Years ago when I started trying to write I romance, I confess that I thought it would be easy. In fact, I had heard so much about “the formula” that I spent a lot of time trying to find it, thinking that there had to be some “fill in the blanks” template somewhere I could use to make a living writing these simple little stories.

Fast forward over twenty some years, three published novels (only one a strict romance), hundreds of workshops, conferences, meetings, RWRs read, Writer’s Digests read, etc., etc., etc. and I see how naive I was. Obviously, romance writing isn’t any easier than any other kind of fiction writing and neither is it any more “formulaic” than science fiction, fantasy, mystery or western novels.

Yet, no one goes on Jay Leno with a science fiction book, picks out a random passage and reads it to the delight and laughter of the audience.

No one picks up a mystery novel and mocks the author’s name on Letterman.

No one writes a romance where a character states that she has made millions of dollars writing fantasy by just “filling in the blanks like Mad Libs.”

Yet, change the genre to romance and all those things have happened.

The last one is from a book called the Goliath Stone by Larry Niven and Matthew Joseph Harrington which my husband just finished and wrote a review on Goodreads.
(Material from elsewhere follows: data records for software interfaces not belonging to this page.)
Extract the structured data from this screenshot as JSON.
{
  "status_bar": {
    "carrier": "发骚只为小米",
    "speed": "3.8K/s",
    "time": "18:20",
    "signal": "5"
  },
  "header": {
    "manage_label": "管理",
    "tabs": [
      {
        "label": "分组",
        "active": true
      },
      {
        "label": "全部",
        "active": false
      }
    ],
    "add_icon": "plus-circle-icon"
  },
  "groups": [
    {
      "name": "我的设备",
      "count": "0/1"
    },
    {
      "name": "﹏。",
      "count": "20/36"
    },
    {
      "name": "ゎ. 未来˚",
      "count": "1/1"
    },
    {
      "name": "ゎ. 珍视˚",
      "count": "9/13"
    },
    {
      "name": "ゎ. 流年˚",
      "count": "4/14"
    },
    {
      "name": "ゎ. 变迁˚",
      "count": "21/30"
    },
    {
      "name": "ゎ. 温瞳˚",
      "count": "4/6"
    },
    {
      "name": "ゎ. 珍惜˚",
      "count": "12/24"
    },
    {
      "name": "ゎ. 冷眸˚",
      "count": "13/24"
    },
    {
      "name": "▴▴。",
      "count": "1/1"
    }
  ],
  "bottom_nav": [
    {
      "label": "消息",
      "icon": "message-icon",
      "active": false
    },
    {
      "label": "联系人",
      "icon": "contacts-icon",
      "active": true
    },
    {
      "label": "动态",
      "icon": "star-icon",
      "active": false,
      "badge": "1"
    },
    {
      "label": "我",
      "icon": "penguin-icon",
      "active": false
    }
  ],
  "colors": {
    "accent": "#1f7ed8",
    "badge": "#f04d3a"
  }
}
When he read me his review, including lambasting the authors for using the “Mad Libs/fill in the blank” trope for romance writing, I jumped up from the sofa and said, “Please tell me you are making this up.”

No, he assured me that this is directly from the book.

Please, romance writers of the world, let’s let Mr. Niven and Mr. Harrington know that we work just as hard as they do and deserve as much respect.